I've seen blog posts, as well as answer #2 from this SO question How do I set a number of retry attempts in RabbitMQ? recommending that one way to keep track of the retry count on a RabbitMQ message is to publish it again with an x-redelivered-count header.

Is this done by setting the header on a message as it's headed to the dead-letter exchange, or is it done by making a fresh copy of the message with the same headers and body as before, but plus an incremented x-redelivered-count (while ACKing the old copy of the message?), and if it can be done with the former, how would I edit the headers or body of a message before it is dead-lettered?

1 Answer 1


When you do a basic.nack in RabbitMQ, what you are telling the server is that the message cannot be processed. If you have a dead letter exchange/queue configured, the message will be routed there if you set requeue=false. You cannot alter the contents of a message published to the DLX, as they are only a reflection of the original message that was published.

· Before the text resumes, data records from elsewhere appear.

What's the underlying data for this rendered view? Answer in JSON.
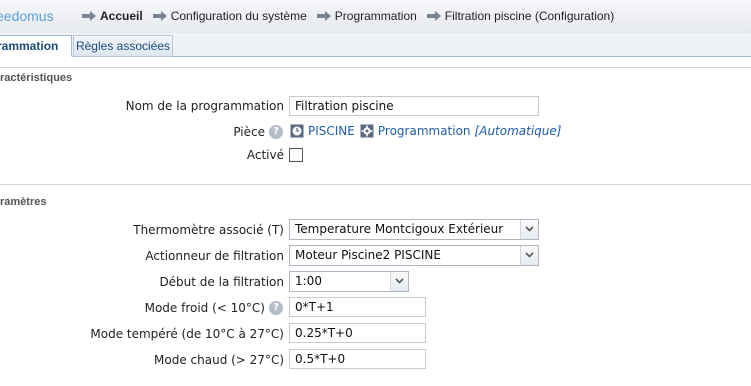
{
  "logo": {
    "text": "eedomus"
  },
  "breadcrumb": [
    "Accueil",
    "Configuration du système",
    "Programmation",
    "Filtration piscine (Configuration)"
  ],
  "tabs": {
    "active": "rammation",
    "second": "Règles associées"
  },
  "sections": {
    "characteristics": "ractéristiques",
    "parameters": "ramètres"
  },
  "form": {
    "name_label": "Nom de la programmation",
    "name_value": "Filtration piscine",
    "room_label": "Pièce",
    "room_name": "PISCINE",
    "room_prog": "Programmation",
    "room_mode": "[Automatique]",
    "active_label": "Activé",
    "thermo_label": "Thermomètre associé (T)",
    "thermo_value": "Temperature Montcigoux Extérieur",
    "actuator_label": "Actionneur de filtration",
    "actuator_value": "Moteur Piscine2 PISCINE",
    "start_label": "Début de la filtration",
    "start_value": "1:00",
    "cold_label": "Mode froid (< 10°C)",
    "cold_value": "0*T+1",
    "temperate_label": "Mode tempéré (de 10°C à 27°C)",
    "temperate_value": "0.25*T+0",
    "hot_label": "Mode chaud (> 27°C)",
    "hot_value": "0.5*T+0"
  },
  "colors": {
    "link": "#1f5fa8",
    "tab_text": "#1b4b7c",
    "logo": "#5ba3d6"
  },
  "icons": [
    "arrow-right-icon",
    "help-icon",
    "clock-icon",
    "gear-icon",
    "chevron-down-icon"
  ]
}
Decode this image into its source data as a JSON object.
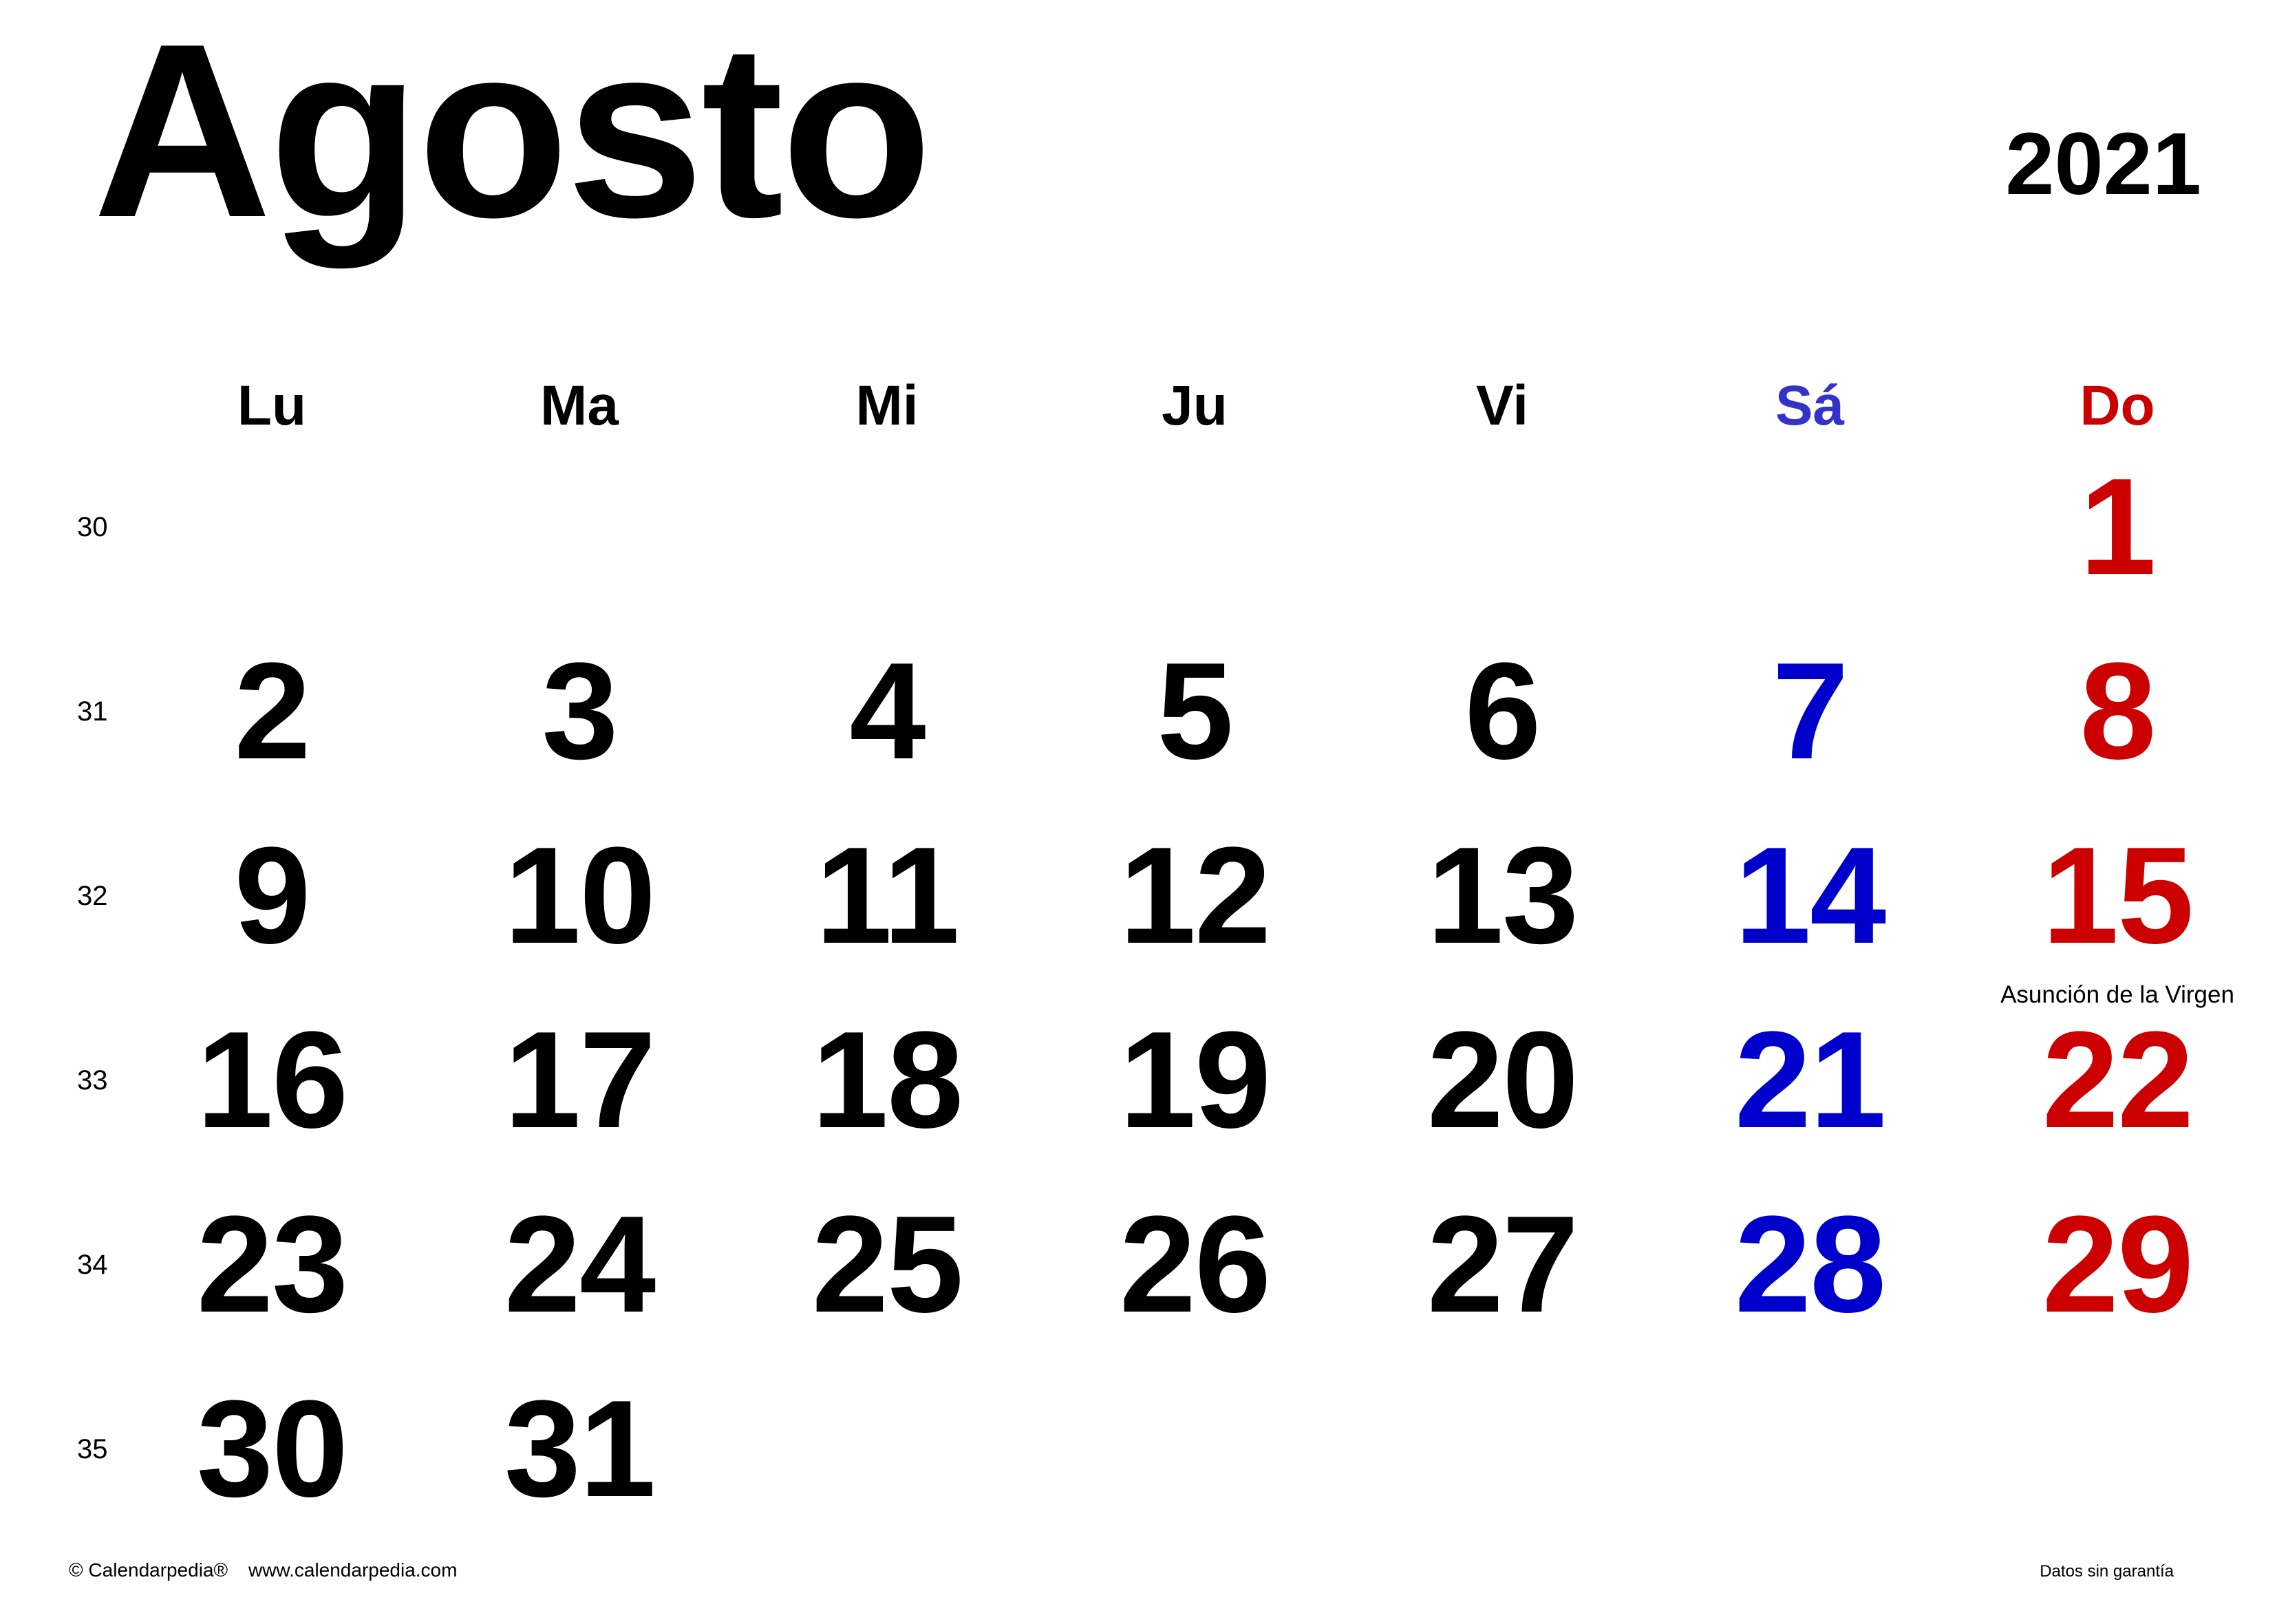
{
  "header": {
    "month": "Agosto",
    "year": "2021"
  },
  "weekdays": [
    {
      "label": "Lu",
      "color": "#000000"
    },
    {
      "label": "Ma",
      "color": "#000000"
    },
    {
      "label": "Mi",
      "color": "#000000"
    },
    {
      "label": "Ju",
      "color": "#000000"
    },
    {
      "label": "Vi",
      "color": "#000000"
    },
    {
      "label": "Sá",
      "color": "#3333cc"
    },
    {
      "label": "Do",
      "color": "#cc0000"
    }
  ],
  "colors": {
    "weekday_text": "#000000",
    "saturday": "#0000cc",
    "sunday": "#cc0000"
  },
  "weeks": [
    {
      "number": "30",
      "days": [
        "",
        "",
        "",
        "",
        "",
        "",
        "1"
      ]
    },
    {
      "number": "31",
      "days": [
        "2",
        "3",
        "4",
        "5",
        "6",
        "7",
        "8"
      ]
    },
    {
      "number": "32",
      "days": [
        "9",
        "10",
        "11",
        "12",
        "13",
        "14",
        "15"
      ]
    },
    {
      "number": "33",
      "days": [
        "16",
        "17",
        "18",
        "19",
        "20",
        "21",
        "22"
      ]
    },
    {
      "number": "34",
      "days": [
        "23",
        "24",
        "25",
        "26",
        "27",
        "28",
        "29"
      ]
    },
    {
      "number": "35",
      "days": [
        "30",
        "31",
        "",
        "",
        "",
        "",
        ""
      ]
    }
  ],
  "holidays": [
    {
      "day": "15",
      "name": "Asunción de la Virgen"
    }
  ],
  "footer": {
    "copyright": "© Calendarpedia®",
    "website": "www.calendarpedia.com",
    "disclaimer": "Datos sin garantía"
  }
}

This thread indicates that they are working on a way for the server to automatically report the number of delivery attempts, but it does not happen in the current version of RabbitMQ.

So... presently, if it is important for you to know the number of times that your code attempted to process the message, it will be necessary to:

  1. Reject the message, setting requeue=false and
  2. Publish the message again, using the original exchange and routing key, but adding whatever information you need to the header. From the perspective of the server, this is a brand-new message, and it will be placed at the back of the queue.

Note that messages still may be requeued in the case that your consumer disconnects before sending any acknowledgement, positve or negative, back to the server. In this case, the original message will be delivered as-is (no custom header) and the redelivered flag will be set.

  • 3
    This is so horrible I have to consider this workaround for just setting a custom header before nack'ing a message.
    – dimisus
    Commented Jul 31, 2023 at 15:14

Your Answer

By clicking “Post Your Answer”, you agree to our terms of service and acknowledge you have read our privacy policy.

Not the answer you're looking for? Browse other questions tagged or ask your own question.